### [What you will do]
Should any entry include an image, skip the image and copy the entry exactly.

- - -

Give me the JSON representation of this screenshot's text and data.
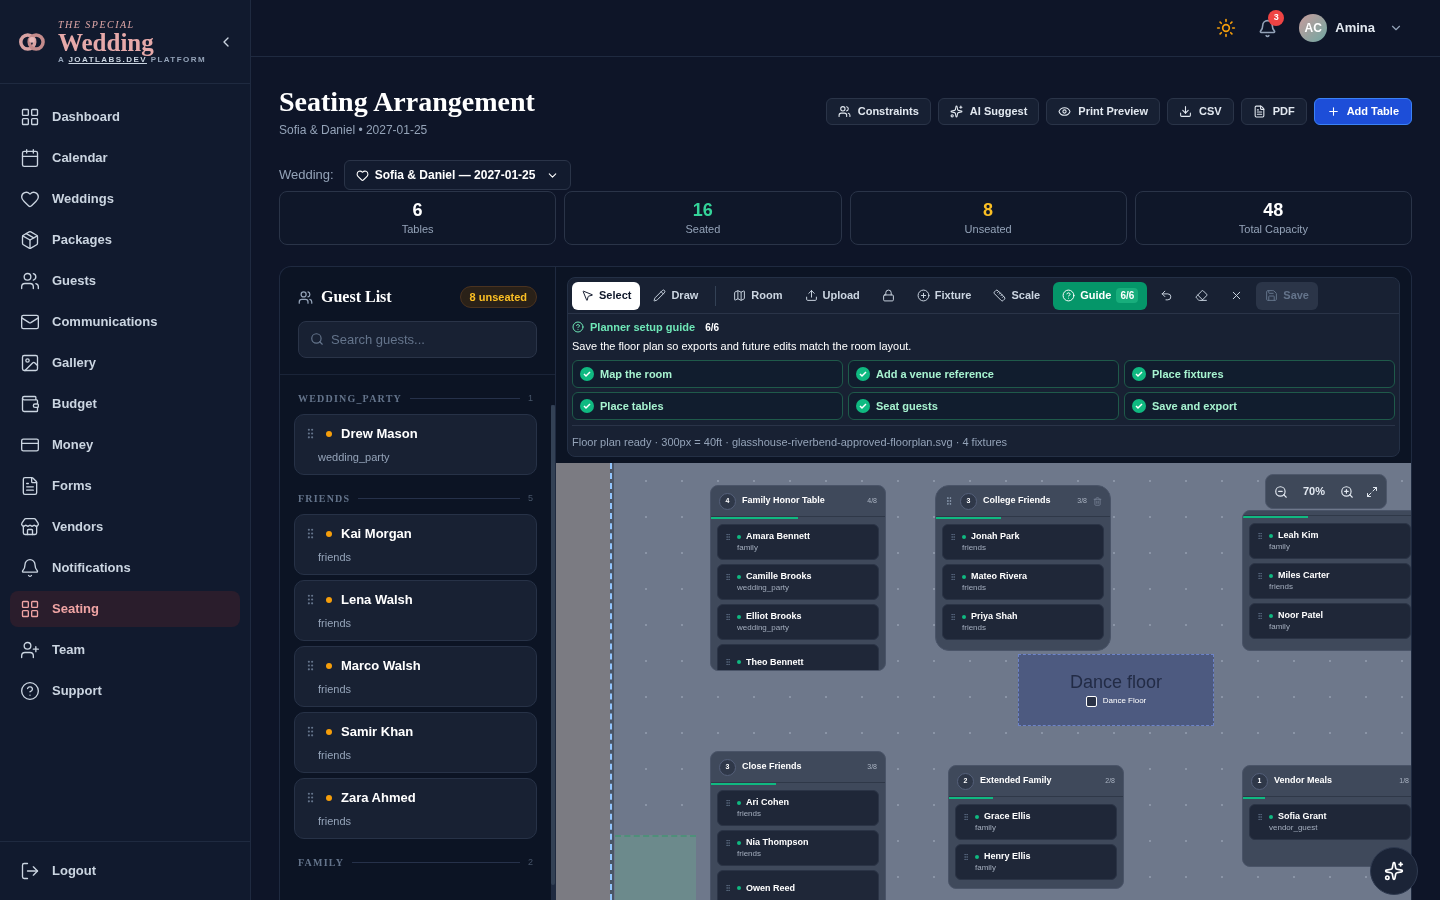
{
  "brand": {
    "kicker": "THE SPECIAL",
    "name": "Wedding",
    "tagline_prefix": "A",
    "tagline_link": "JOATLABS.DEV",
    "tagline_suffix": "PLATFORM"
  },
  "nav": [
    {
      "label": "Dashboard",
      "selected": false
    },
    {
      "label": "Calendar",
      "selected": false
    },
    {
      "label": "Weddings",
      "selected": false
    },
    {
      "label": "Packages",
      "selected": false
    },
    {
      "label": "Guests",
      "selected": false
    },
    {
      "label": "Communications",
      "selected": false
    },
    {
      "label": "Gallery",
      "selected": false
    },
    {
      "label": "Budget",
      "selected": false
    },
    {
      "label": "Money",
      "selected": false
    },
    {
      "label": "Forms",
      "selected": false
    },
    {
      "label": "Vendors",
      "selected": false
    },
    {
      "label": "Notifications",
      "selected": false
    },
    {
      "label": "Seating",
      "selected": true
    },
    {
      "label": "Team",
      "selected": false
    },
    {
      "label": "Support",
      "selected": false
    }
  ],
  "logout": "Logout",
  "topbar": {
    "notifications": "3",
    "avatar": "AC",
    "user": "Amina"
  },
  "page": {
    "title": "Seating Arrangement",
    "subtitle": "Sofia & Daniel • 2027-01-25"
  },
  "actions": [
    {
      "label": "Constraints",
      "kind": "default"
    },
    {
      "label": "AI Suggest",
      "kind": "default"
    },
    {
      "label": "Print Preview",
      "kind": "default"
    },
    {
      "label": "CSV",
      "kind": "default"
    },
    {
      "label": "PDF",
      "kind": "default"
    },
    {
      "label": "Add Table",
      "kind": "primary"
    }
  ],
  "wedding": {
    "label": "Wedding:",
    "value": "Sofia & Daniel — 2027-01-25"
  },
  "stats": [
    {
      "value": "6",
      "label": "Tables",
      "color": "#ffffff"
    },
    {
      "value": "16",
      "label": "Seated",
      "color": "#34d399"
    },
    {
      "value": "8",
      "label": "Unseated",
      "color": "#fbbf24"
    },
    {
      "value": "48",
      "label": "Total Capacity",
      "color": "#ffffff"
    }
  ],
  "guest_list": {
    "title": "Guest List",
    "badge": "8 unseated",
    "search": {
      "placeholder": "Search guests..."
    },
    "groups": [
      {
        "label": "WEDDING_PARTY",
        "count": "1",
        "guests": [
          {
            "name": "Drew Mason",
            "group": "wedding_party",
            "color": "#f59e0b"
          }
        ]
      },
      {
        "label": "FRIENDS",
        "count": "5",
        "guests": [
          {
            "name": "Kai Morgan",
            "group": "friends",
            "color": "#f59e0b"
          },
          {
            "name": "Lena Walsh",
            "group": "friends",
            "color": "#f59e0b"
          },
          {
            "name": "Marco Walsh",
            "group": "friends",
            "color": "#f59e0b"
          },
          {
            "name": "Samir Khan",
            "group": "friends",
            "color": "#f59e0b"
          },
          {
            "name": "Zara Ahmed",
            "group": "friends",
            "color": "#f59e0b"
          }
        ]
      },
      {
        "label": "FAMILY",
        "count": "2"
      }
    ]
  },
  "tools": [
    {
      "kind": "tool",
      "label": "Select",
      "selected": true,
      "disabled": false
    },
    {
      "kind": "tool",
      "label": "Draw",
      "selected": false,
      "disabled": false
    },
    {
      "kind": "tool",
      "label": "Room",
      "selected": false,
      "disabled": false
    },
    {
      "kind": "tool",
      "label": "Upload",
      "selected": false,
      "disabled": false
    },
    {
      "kind": "icon",
      "selected": false,
      "disabled": false
    },
    {
      "kind": "tool",
      "label": "Fixture",
      "selected": false,
      "disabled": false
    },
    {
      "kind": "tool",
      "label": "Scale",
      "selected": false,
      "disabled": false
    },
    {
      "kind": "guide",
      "label": "Guide",
      "badge": "6/6",
      "selected": true,
      "disabled": false
    },
    {
      "kind": "icon",
      "selected": false,
      "disabled": false
    },
    {
      "kind": "icon",
      "selected": false,
      "disabled": false
    },
    {
      "kind": "icon",
      "selected": false,
      "disabled": false
    },
    {
      "kind": "tool",
      "label": "Save",
      "selected": false,
      "disabled": true
    }
  ],
  "guide": {
    "title": "Planner setup guide",
    "progress": "6/6",
    "text": "Save the floor plan so exports and future edits match the room layout.",
    "steps": [
      {
        "label": "Map the room",
        "checked": true
      },
      {
        "label": "Add a venue reference",
        "checked": true
      },
      {
        "label": "Place fixtures",
        "checked": true
      },
      {
        "label": "Place tables",
        "checked": true
      },
      {
        "label": "Seat guests",
        "checked": true
      },
      {
        "label": "Save and export",
        "checked": true
      }
    ],
    "status": "Floor plan ready · 300px = 40ft · glasshouse-riverbend-approved-floorplan.svg · 4 fixtures"
  },
  "canvas": {
    "zoom": "70%",
    "fixtures": [
      {
        "kind": "dance_floor",
        "title": "Dance floor",
        "label": "Dance Floor"
      },
      {
        "kind": "entry"
      }
    ],
    "tables": [
      {
        "number": "4",
        "name": "Family Honor Table",
        "count": "4/8",
        "level": 0.5,
        "actions": false,
        "guests": [
          {
            "name": "Amara Bennett",
            "group": "family",
            "color": "#10b981"
          },
          {
            "name": "Camille Brooks",
            "group": "wedding_party",
            "color": "#10b981"
          },
          {
            "name": "Elliot Brooks",
            "group": "wedding_party",
            "color": "#10b981"
          },
          {
            "name": "Theo Bennett",
            "color": "#10b981"
          }
        ]
      },
      {
        "number": "3",
        "name": "College Friends",
        "count": "3/8",
        "level": 0.375,
        "actions": true,
        "guests": [
          {
            "name": "Jonah Park",
            "group": "friends",
            "color": "#10b981"
          },
          {
            "name": "Mateo Rivera",
            "group": "friends",
            "color": "#10b981"
          },
          {
            "name": "Priya Shah",
            "group": "friends",
            "color": "#10b981"
          }
        ]
      },
      {
        "level": 0.375,
        "actions": false,
        "guests": [
          {
            "name": "Leah Kim",
            "group": "family",
            "color": "#10b981"
          },
          {
            "name": "Miles Carter",
            "group": "friends",
            "color": "#10b981"
          },
          {
            "name": "Noor Patel",
            "group": "family",
            "color": "#10b981"
          }
        ]
      },
      {
        "number": "3",
        "name": "Close Friends",
        "count": "3/8",
        "level": 0.375,
        "actions": false,
        "guests": [
          {
            "name": "Ari Cohen",
            "group": "friends",
            "color": "#10b981"
          },
          {
            "name": "Nia Thompson",
            "group": "friends",
            "color": "#10b981"
          },
          {
            "name": "Owen Reed",
            "color": "#10b981"
          }
        ]
      },
      {
        "number": "2",
        "name": "Extended Family",
        "count": "2/8",
        "level": 0.25,
        "actions": false,
        "guests": [
          {
            "name": "Grace Ellis",
            "group": "family",
            "color": "#10b981"
          },
          {
            "name": "Henry Ellis",
            "group": "family",
            "color": "#10b981"
          }
        ]
      },
      {
        "number": "1",
        "name": "Vendor Meals",
        "count": "1/8",
        "level": 0.125,
        "actions": false,
        "guests": [
          {
            "name": "Sofia Grant",
            "group": "vendor_guest",
            "color": "#10b981"
          }
        ]
      }
    ]
  }
}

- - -

### [Answer to this exercise]
Give me the JSON representation of this screenshot's text and data.
{
  "brand": {
    "kicker": "THE SPECIAL",
    "name": "Wedding",
    "tagline_prefix": "A",
    "tagline_link": "JOATLABS.DEV",
    "tagline_suffix": "PLATFORM"
  },
  "nav": [
    {
      "label": "Dashboard",
      "selected": false
    },
    {
      "label": "Calendar",
      "selected": false
    },
    {
      "label": "Weddings",
      "selected": false
    },
    {
      "label": "Packages",
      "selected": false
    },
    {
      "label": "Guests",
      "selected": false
    },
    {
      "label": "Communications",
      "selected": false
    },
    {
      "label": "Gallery",
      "selected": false
    },
    {
      "label": "Budget",
      "selected": false
    },
    {
      "label": "Money",
      "selected": false
    },
    {
      "label": "Forms",
      "selected": false
    },
    {
      "label": "Vendors",
      "selected": false
    },
    {
      "label": "Notifications",
      "selected": false
    },
    {
      "label": "Seating",
      "selected": true
    },
    {
      "label": "Team",
      "selected": false
    },
    {
      "label": "Support",
      "selected": false
    }
  ],
  "logout": "Logout",
  "topbar": {
    "notifications": "3",
    "avatar": "AC",
    "user": "Amina"
  },
  "page": {
    "title": "Seating Arrangement",
    "subtitle": "Sofia & Daniel • 2027-01-25"
  },
  "actions": [
    {
      "label": "Constraints",
      "kind": "default"
    },
    {
      "label": "AI Suggest",
      "kind": "default"
    },
    {
      "label": "Print Preview",
      "kind": "default"
    },
    {
      "label": "CSV",
      "kind": "default"
    },
    {
      "label": "PDF",
      "kind": "default"
    },
    {
      "label": "Add Table",
      "kind": "primary"
    }
  ],
  "wedding": {
    "label": "Wedding:",
    "value": "Sofia & Daniel — 2027-01-25"
  },
  "stats": [
    {
      "value": "6",
      "label": "Tables",
      "color": "#ffffff"
    },
    {
      "value": "16",
      "label": "Seated",
      "color": "#34d399"
    },
    {
      "value": "8",
      "label": "Unseated",
      "color": "#fbbf24"
    },
    {
      "value": "48",
      "label": "Total Capacity",
      "color": "#ffffff"
    }
  ],
  "guest_list": {
    "title": "Guest List",
    "badge": "8 unseated",
    "search": {
      "placeholder": "Search guests..."
    },
    "groups": [
      {
        "label": "WEDDING_PARTY",
        "count": "1",
        "guests": [
          {
            "name": "Drew Mason",
            "group": "wedding_party",
            "color": "#f59e0b"
          }
        ]
      },
      {
        "label": "FRIENDS",
        "count": "5",
        "guests": [
          {
            "name": "Kai Morgan",
            "group": "friends",
            "color": "#f59e0b"
          },
          {
            "name": "Lena Walsh",
            "group": "friends",
            "color": "#f59e0b"
          },
          {
            "name": "Marco Walsh",
            "group": "friends",
            "color": "#f59e0b"
          },
          {
            "name": "Samir Khan",
            "group": "friends",
            "color": "#f59e0b"
          },
          {
            "name": "Zara Ahmed",
            "group": "friends",
            "color": "#f59e0b"
          }
        ]
      },
      {
        "label": "FAMILY",
        "count": "2"
      }
    ]
  },
  "tools": [
    {
      "kind": "tool",
      "label": "Select",
      "selected": true,
      "disabled": false
    },
    {
      "kind": "tool",
      "label": "Draw",
      "selected": false,
      "disabled": false
    },
    {
      "kind": "tool",
      "label": "Room",
      "selected": false,
      "disabled": false
    },
    {
      "kind": "tool",
      "label": "Upload",
      "selected": false,
      "disabled": false
    },
    {
      "kind": "icon",
      "selected": false,
      "disabled": false
    },
    {
      "kind": "tool",
      "label": "Fixture",
      "selected": false,
      "disabled": false
    },
    {
      "kind": "tool",
      "label": "Scale",
      "selected": false,
      "disabled": false
    },
    {
      "kind": "guide",
      "label": "Guide",
      "badge": "6/6",
      "selected": true,
      "disabled": false
    },
    {
      "kind": "icon",
      "selected": false,
      "disabled": false
    },
    {
      "kind": "icon",
      "selected": false,
      "disabled": false
    },
    {
      "kind": "icon",
      "selected": false,
      "disabled": false
    },
    {
      "kind": "tool",
      "label": "Save",
      "selected": false,
      "disabled": true
    }
  ],
  "guide": {
    "title": "Planner setup guide",
    "progress": "6/6",
    "text": "Save the floor plan so exports and future edits match the room layout.",
    "steps": [
      {
        "label": "Map the room",
        "checked": true
      },
      {
        "label": "Add a venue reference",
        "checked": true
      },
      {
        "label": "Place fixtures",
        "checked": true
      },
      {
        "label": "Place tables",
        "checked": true
      },
      {
        "label": "Seat guests",
        "checked": true
      },
      {
        "label": "Save and export",
        "checked": true
      }
    ],
    "status": "Floor plan ready · 300px = 40ft · glasshouse-riverbend-approved-floorplan.svg · 4 fixtures"
  },
  "canvas": {
    "zoom": "70%",
    "fixtures": [
      {
        "kind": "dance_floor",
        "title": "Dance floor",
        "label": "Dance Floor"
      },
      {
        "kind": "entry"
      }
    ],
    "tables": [
      {
        "number": "4",
        "name": "Family Honor Table",
        "count": "4/8",
        "level": 0.5,
        "actions": false,
        "guests": [
          {
            "name": "Amara Bennett",
            "group": "family",
            "color": "#10b981"
          },
          {
            "name": "Camille Brooks",
            "group": "wedding_party",
            "color": "#10b981"
          },
          {
            "name": "Elliot Brooks",
            "group": "wedding_party",
            "color": "#10b981"
          },
          {
            "name": "Theo Bennett",
            "color": "#10b981"
          }
        ]
      },
      {
        "number": "3",
        "name": "College Friends",
        "count": "3/8",
        "level": 0.375,
        "actions": true,
        "guests": [
          {
            "name": "Jonah Park",
            "group": "friends",
            "color": "#10b981"
          },
          {
            "name": "Mateo Rivera",
            "group": "friends",
            "color": "#10b981"
          },
          {
            "name": "Priya Shah",
            "group": "friends",
            "color": "#10b981"
          }
        ]
      },
      {
        "level": 0.375,
        "actions": false,
        "guests": [
          {
            "name": "Leah Kim",
            "group": "family",
            "color": "#10b981"
          },
          {
            "name": "Miles Carter",
            "group": "friends",
            "color": "#10b981"
          },
          {
            "name": "Noor Patel",
            "group": "family",
            "color": "#10b981"
          }
        ]
      },
      {
        "number": "3",
        "name": "Close Friends",
        "count": "3/8",
        "level": 0.375,
        "actions": false,
        "guests": [
          {
            "name": "Ari Cohen",
            "group": "friends",
            "color": "#10b981"
          },
          {
            "name": "Nia Thompson",
            "group": "friends",
            "color": "#10b981"
          },
          {
            "name": "Owen Reed",
            "color": "#10b981"
          }
        ]
      },
      {
        "number": "2",
        "name": "Extended Family",
        "count": "2/8",
        "level": 0.25,
        "actions": false,
        "guests": [
          {
            "name": "Grace Ellis",
            "group": "family",
            "color": "#10b981"
          },
          {
            "name": "Henry Ellis",
            "group": "family",
            "color": "#10b981"
          }
        ]
      },
      {
        "number": "1",
        "name": "Vendor Meals",
        "count": "1/8",
        "level": 0.125,
        "actions": false,
        "guests": [
          {
            "name": "Sofia Grant",
            "group": "vendor_guest",
            "color": "#10b981"
          }
        ]
      }
    ]
  }
}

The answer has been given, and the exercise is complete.